SEA\LNG and the Society for Gas as a Marine Fuel have sponsored a new study by consultancy Thinkstep on LNG's total greenhouse gas emissions profile, from well to wake. The analysis determined that compared with HFO, LNG delivers lifecycle greenhouse gas emission reductions of between 14 and 21 percent for two-stroke engines.

Burning LNG can reduce on-board CO2 emissions by as much as 30 percent. The full "well-to-wake" lifecycle of gas production, liquefaction, transport and utilization of LNG as a marine fuel involves additional emissions sources which reduce LNG's net climate benefit - including fugitive emissions of methane, the main component of LNG. When burned, methane produces water and carbon dioxide; when released unburned, it is a greenhouse gas with 30 times the potency of CO2. 

According to Thinkstep, the lifecycle emissions of LNG-fueled two-stroke engines offer a 14-21 percent reduction in net GHG emissions relative to HFO in two-stroke engines. The reduction is even more favorable when considering post-2020 sulfur requirements: exhaust scrubbers increase the GHG emissions of HFO fuel operation, and the study estimates that LNG's GHG advantage widens by an additional percentage point when compared with a scrubber-equipped ship. 

Not all studies have reached similar results. In a recent review by Imperial College London, researchers found a relatively limited GHG reduction benefit for using LNG as a marine fuel. The studies examined in the review indicated that LNG's GHG profile is "six percent lower on average [than HFO] and ten percent lower when comparing lowest estimates." In addition, the metastudy found that "at worst, natural gas fueled [ships] may have lifecycle emissions exceeding" HFO-fueled ships - especially for low pressure dual fuel (LPDF) engines, which tend to release more uncombusted methane. 

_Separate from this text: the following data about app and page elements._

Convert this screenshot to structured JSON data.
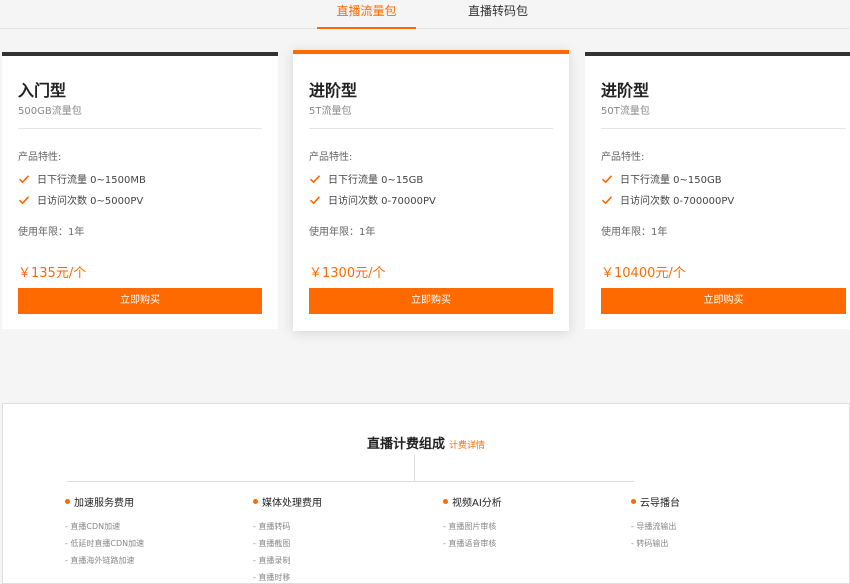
{
  "tabs": [
    {
      "label": "直播流量包",
      "active": true
    },
    {
      "label": "直播转码包",
      "active": false
    }
  ],
  "cards": [
    {
      "title": "入门型",
      "subtitle": "500GB流量包",
      "features_label": "产品特性:",
      "features": [
        "日下行流量 0~1500MB",
        "日访问次数 0~5000PV"
      ],
      "term": "使用年限：1年",
      "price": "￥135元/个",
      "buy_label": "立即购买"
    },
    {
      "title": "进阶型",
      "subtitle": "5T流量包",
      "features_label": "产品特性:",
      "features": [
        "日下行流量 0~15GB",
        "日访问次数 0-70000PV"
      ],
      "term": "使用年限：1年",
      "price": "￥1300元/个",
      "buy_label": "立即购买",
      "featured": true
    },
    {
      "title": "进阶型",
      "subtitle": "50T流量包",
      "features_label": "产品特性:",
      "features": [
        "日下行流量 0~150GB",
        "日访问次数 0-700000PV"
      ],
      "term": "使用年限：1年",
      "price": "￥10400元/个",
      "buy_label": "立即购买"
    }
  ],
  "billing": {
    "title": "直播计费组成",
    "link": "计费详情",
    "columns": [
      {
        "title": "加速服务费用",
        "items": [
          "- 直播CDN加速",
          "- 低延时直播CDN加速",
          "- 直播海外链路加速"
        ]
      },
      {
        "title": "媒体处理费用",
        "items": [
          "- 直播转码",
          "- 直播截图",
          "- 直播录制",
          "- 直播时移"
        ]
      },
      {
        "title": "视频AI分析",
        "items": [
          "- 直播图片审核",
          "- 直播语音审核"
        ]
      },
      {
        "title": "云导播台",
        "items": [
          "- 导播流输出",
          "- 转码输出"
        ]
      }
    ]
  },
  "colors": {
    "accent": "#ff6a00",
    "dark_top": "#333333"
  },
  "icons": {
    "check": "check-icon",
    "bullet": "dot-icon"
  }
}
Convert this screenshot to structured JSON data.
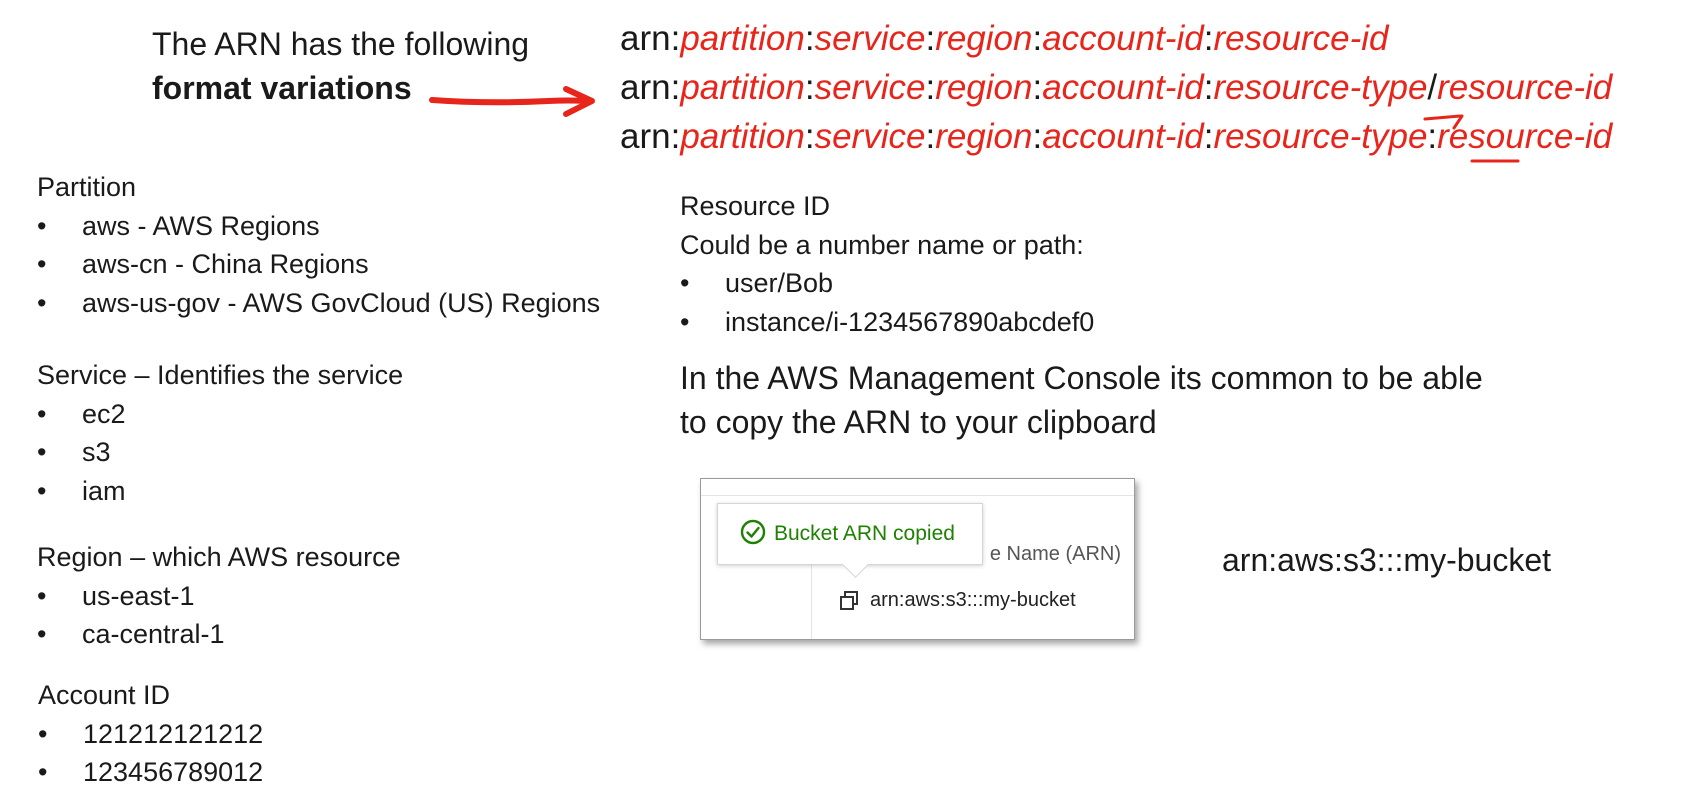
{
  "intro": {
    "line1": "The ARN has the following",
    "line2": "format variations"
  },
  "formats": [
    {
      "prefix": "arn:",
      "partition": "partition",
      "service": "service",
      "region": "region",
      "account": "account-id",
      "rtype": "",
      "sep": "",
      "rid": "resource-id"
    },
    {
      "prefix": "arn:",
      "partition": "partition",
      "service": "service",
      "region": "region",
      "account": "account-id",
      "rtype": "resource-type",
      "sep": "/",
      "rid": "resource-id"
    },
    {
      "prefix": "arn:",
      "partition": "partition",
      "service": "service",
      "region": "region",
      "account": "account-id",
      "rtype": "resource-type",
      "sep": ":",
      "rid": "resource-id"
    }
  ],
  "partition": {
    "title": "Partition",
    "items": [
      "aws - AWS Regions",
      "aws-cn - China Regions",
      "aws-us-gov - AWS GovCloud (US) Regions"
    ]
  },
  "service": {
    "title": "Service – Identifies the service",
    "items": [
      "ec2",
      "s3",
      "iam"
    ]
  },
  "region": {
    "title": "Region – which AWS resource",
    "items": [
      "us-east-1",
      "ca-central-1"
    ]
  },
  "account": {
    "title": "Account ID",
    "items": [
      "121212121212",
      "123456789012"
    ]
  },
  "resource": {
    "title": "Resource ID",
    "subtitle": "Could be a number name or path:",
    "items": [
      "user/Bob",
      "instance/i-1234567890abcdef0"
    ]
  },
  "console_note": {
    "line1": "In the AWS Management Console its common to be able",
    "line2": "to copy the ARN to your clipboard"
  },
  "console": {
    "toast": "Bucket ARN copied",
    "column_header": "e Name (ARN)",
    "arn_value": "arn:aws:s3:::my-bucket"
  },
  "example_arn": "arn:aws:s3:::my-bucket",
  "bullet": "•",
  "colors": {
    "accent": "#e8251b",
    "success": "#1d8102",
    "text": "#1a1a1a"
  },
  "icons": {
    "arrow": "arrow-right-icon",
    "check": "check-circle-icon",
    "copy": "copy-icon"
  }
}
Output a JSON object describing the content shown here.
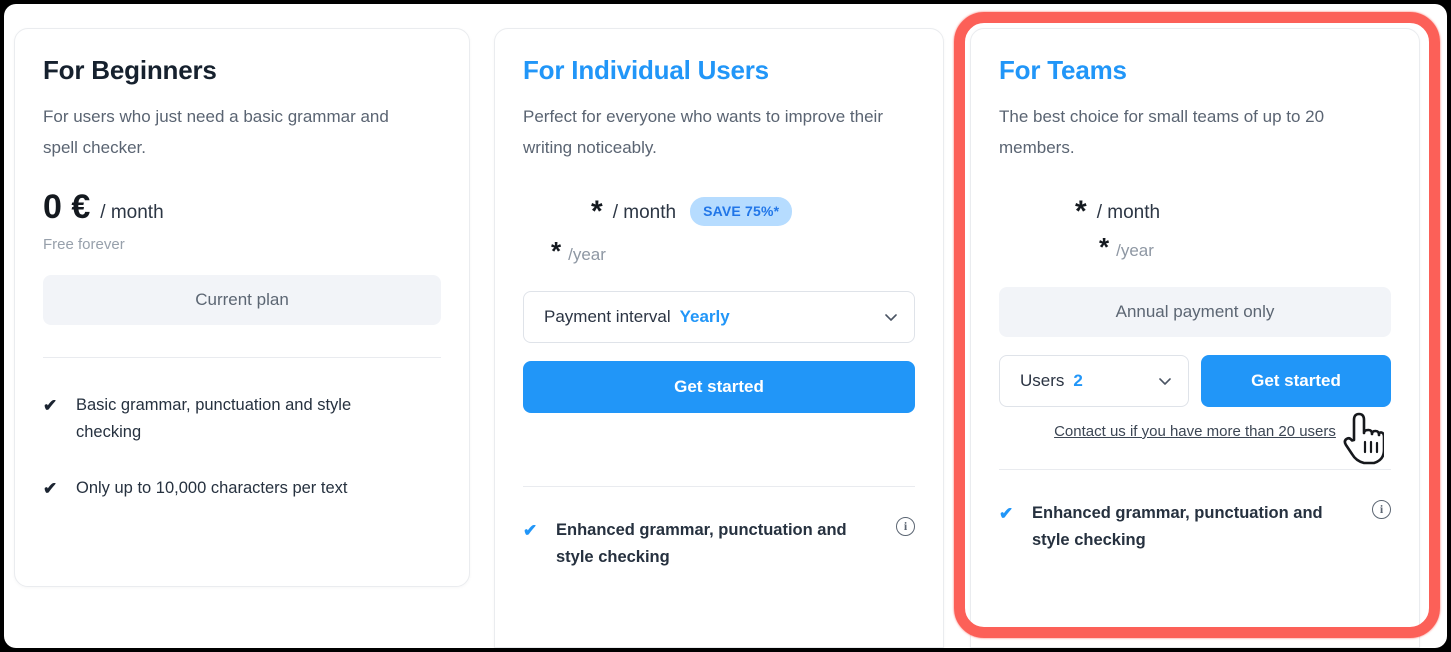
{
  "theme": {
    "accent_blue": "#2196f8",
    "highlight_red": "#fc6058",
    "badge_bg": "#b6dcff",
    "muted_button_bg": "#f2f4f8",
    "text_dark": "#16212e",
    "text_muted": "#5a6472"
  },
  "plans": [
    {
      "id": "beginners",
      "title": "For Beginners",
      "description": "For users who just need a basic grammar and spell checker.",
      "price_amount": "0 €",
      "price_unit": "/ month",
      "price_sub": "Free forever",
      "action_label": "Current plan",
      "features": [
        {
          "tick": "✔",
          "text": "Basic grammar, punctuation and style checking",
          "info": false
        },
        {
          "tick": "✔",
          "text": "Only up to 10,000 characters per text",
          "info": false
        }
      ]
    },
    {
      "id": "individual",
      "title": "For Individual Users",
      "description": "Perfect for everyone who wants to improve their writing noticeably.",
      "price_amount": "*",
      "price_unit": "/ month",
      "badge": "SAVE 75%*",
      "year_amount": "*",
      "year_unit": "/year",
      "interval_label": "Payment interval",
      "interval_value": "Yearly",
      "chevron": "chevron-down-icon",
      "cta_label": "Get started",
      "features": [
        {
          "tick": "✔",
          "text": "Enhanced grammar, punctuation and style checking",
          "info": true,
          "info_glyph": "i"
        }
      ]
    },
    {
      "id": "teams",
      "title": "For Teams",
      "description": "The best choice for small teams of up to 20 members.",
      "price_amount": "*",
      "price_unit": "/ month",
      "year_amount": "*",
      "year_unit": "/year",
      "payment_note": "Annual payment only",
      "users_label": "Users",
      "users_value": "2",
      "chevron": "chevron-down-icon",
      "cta_label": "Get started",
      "contact_link": "Contact us if you have more than 20 users",
      "features": [
        {
          "tick": "✔",
          "text": "Enhanced grammar, punctuation and style checking",
          "info": true,
          "info_glyph": "i"
        }
      ],
      "highlighted": true
    }
  ],
  "cursor": {
    "type": "pointer-hand-cursor"
  }
}
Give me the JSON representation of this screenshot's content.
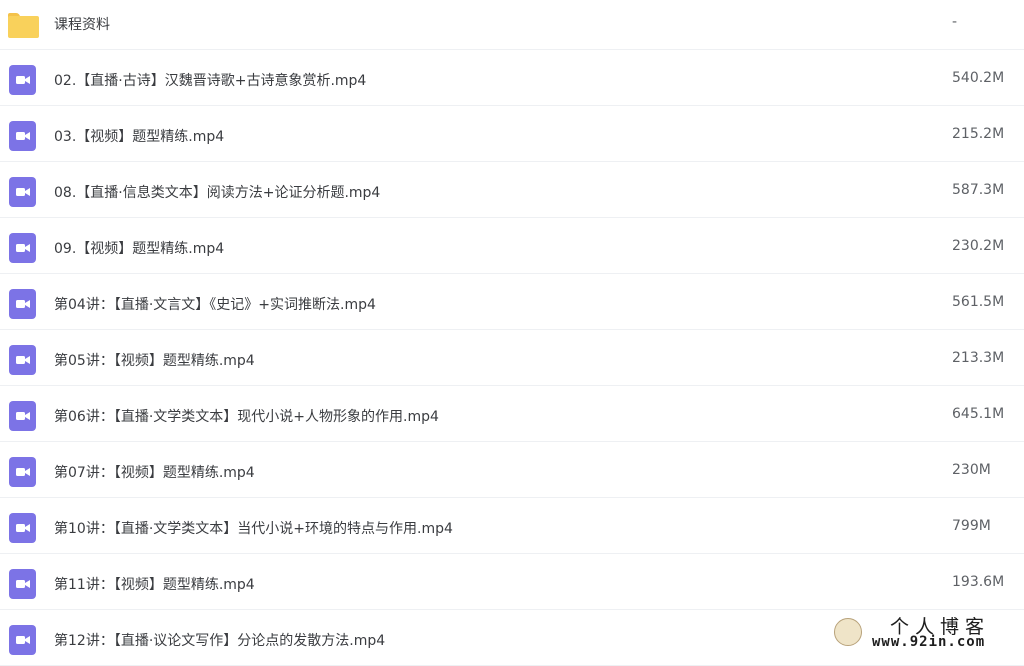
{
  "file_list": {
    "rows": [
      {
        "icon": "folder-icon",
        "name": "课程资料",
        "size": "-"
      },
      {
        "icon": "video-file-icon",
        "name": "02.【直播·古诗】汉魏晋诗歌+古诗意象赏析.mp4",
        "size": "540.2M"
      },
      {
        "icon": "video-file-icon",
        "name": "03.【视频】题型精练.mp4",
        "size": "215.2M"
      },
      {
        "icon": "video-file-icon",
        "name": "08.【直播·信息类文本】阅读方法+论证分析题.mp4",
        "size": "587.3M"
      },
      {
        "icon": "video-file-icon",
        "name": "09.【视频】题型精练.mp4",
        "size": "230.2M"
      },
      {
        "icon": "video-file-icon",
        "name": "第04讲：【直播·文言文】《史记》+实词推断法.mp4",
        "size": "561.5M"
      },
      {
        "icon": "video-file-icon",
        "name": "第05讲：【视频】题型精练.mp4",
        "size": "213.3M"
      },
      {
        "icon": "video-file-icon",
        "name": "第06讲：【直播·文学类文本】现代小说+人物形象的作用.mp4",
        "size": "645.1M"
      },
      {
        "icon": "video-file-icon",
        "name": "第07讲：【视频】题型精练.mp4",
        "size": "230M"
      },
      {
        "icon": "video-file-icon",
        "name": "第10讲：【直播·文学类文本】当代小说+环境的特点与作用.mp4",
        "size": "799M"
      },
      {
        "icon": "video-file-icon",
        "name": "第11讲：【视频】题型精练.mp4",
        "size": "193.6M"
      },
      {
        "icon": "video-file-icon",
        "name": "第12讲：【直播·议论文写作】分论点的发散方法.mp4",
        "size": ""
      }
    ]
  },
  "watermark": {
    "title": "个人博客",
    "url": "www.92in.com"
  },
  "colors": {
    "folder": "#f9d15b",
    "video_icon": "#7c73e6",
    "row_divider": "#eef0f3"
  }
}
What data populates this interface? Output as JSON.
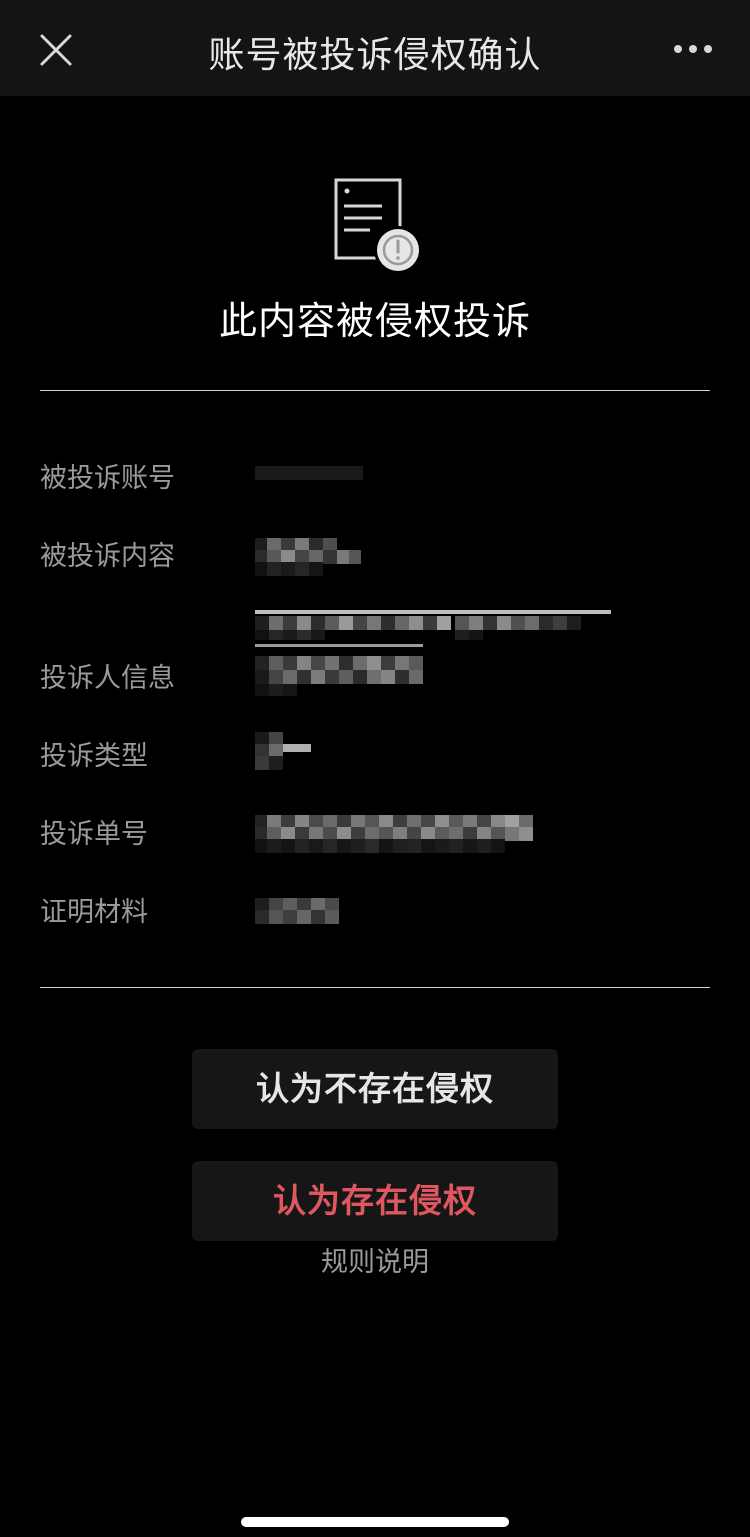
{
  "nav": {
    "title": "账号被投诉侵权确认",
    "close_icon": "close-icon",
    "more_icon": "more-icon"
  },
  "header": {
    "icon": "document-warning-icon",
    "title": "此内容被侵权投诉"
  },
  "details": [
    {
      "label": "被投诉账号",
      "value_redacted": true
    },
    {
      "label": "被投诉内容",
      "value_redacted": true
    },
    {
      "label": "投诉人信息",
      "value_redacted": true
    },
    {
      "label": "投诉类型",
      "value_redacted": true
    },
    {
      "label": "投诉单号",
      "value_redacted": true
    },
    {
      "label": "证明材料",
      "value_redacted": true
    }
  ],
  "actions": {
    "no_infringement_label": "认为不存在侵权",
    "infringement_label": "认为存在侵权",
    "rules_label": "规则说明"
  },
  "colors": {
    "background": "#000000",
    "nav_background": "#141414",
    "button_background": "#161616",
    "danger": "#e0585f",
    "label_gray": "#9a9a9a"
  }
}
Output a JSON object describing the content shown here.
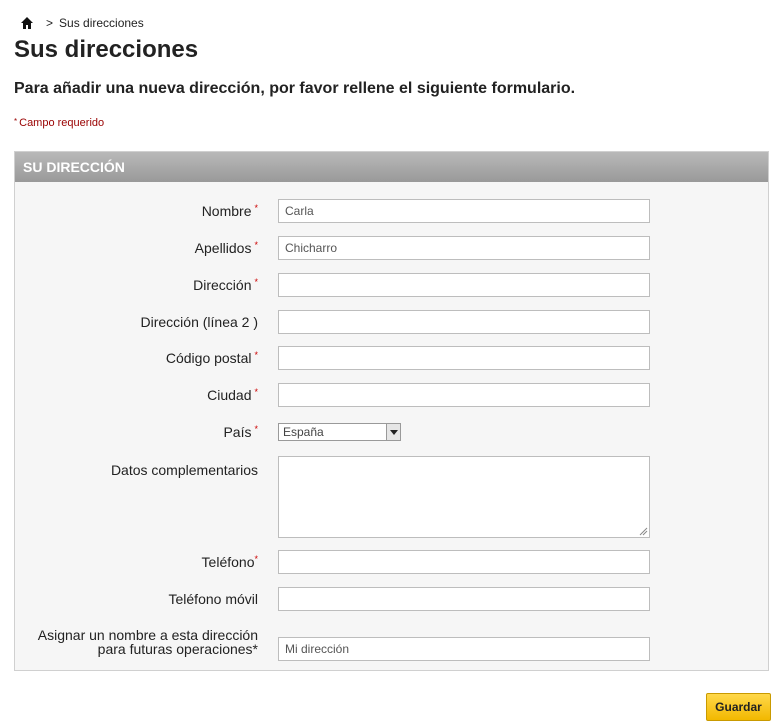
{
  "breadcrumb": {
    "home_icon": "home-icon",
    "separator": ">",
    "current": "Sus direcciones"
  },
  "page_title": "Sus direcciones",
  "intro": "Para añadir una nueva dirección, por favor rellene el siguiente formulario.",
  "required_note": {
    "star": "*",
    "text": "Campo requerido"
  },
  "form": {
    "section_title": "Su dirección",
    "required_star": "*",
    "fields": {
      "nombre": {
        "label": "Nombre",
        "value": "Carla"
      },
      "apellidos": {
        "label": "Apellidos",
        "value": "Chicharro"
      },
      "direccion": {
        "label": "Dirección",
        "value": ""
      },
      "direccion2": {
        "label": "Dirección (línea 2 )",
        "value": ""
      },
      "codigo_postal": {
        "label": "Código postal",
        "value": ""
      },
      "ciudad": {
        "label": "Ciudad",
        "value": ""
      },
      "pais": {
        "label": "País",
        "value": "España"
      },
      "datos": {
        "label": "Datos complementarios",
        "value": ""
      },
      "telefono": {
        "label": "Teléfono",
        "value": ""
      },
      "movil": {
        "label": "Teléfono móvil",
        "value": ""
      },
      "alias": {
        "label_line1": "Asignar un nombre a esta dirección",
        "label_line2": "para futuras operaciones",
        "value": "Mi dirección"
      }
    }
  },
  "save_label": "Guardar",
  "colors": {
    "accent_button": "#f2b800",
    "required": "#cc0000",
    "header_bar": "#a9a9a9"
  }
}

The authors acknowledged that the results of any study of this nature are contingent on input variables. "GHG emissions are highly dependent on the application and hence engine technology," Thinkpoint wrote. "General statements on the GHG of LNG as marine fuel can therefore be rather misleading and special care has to be taken when comparing the results."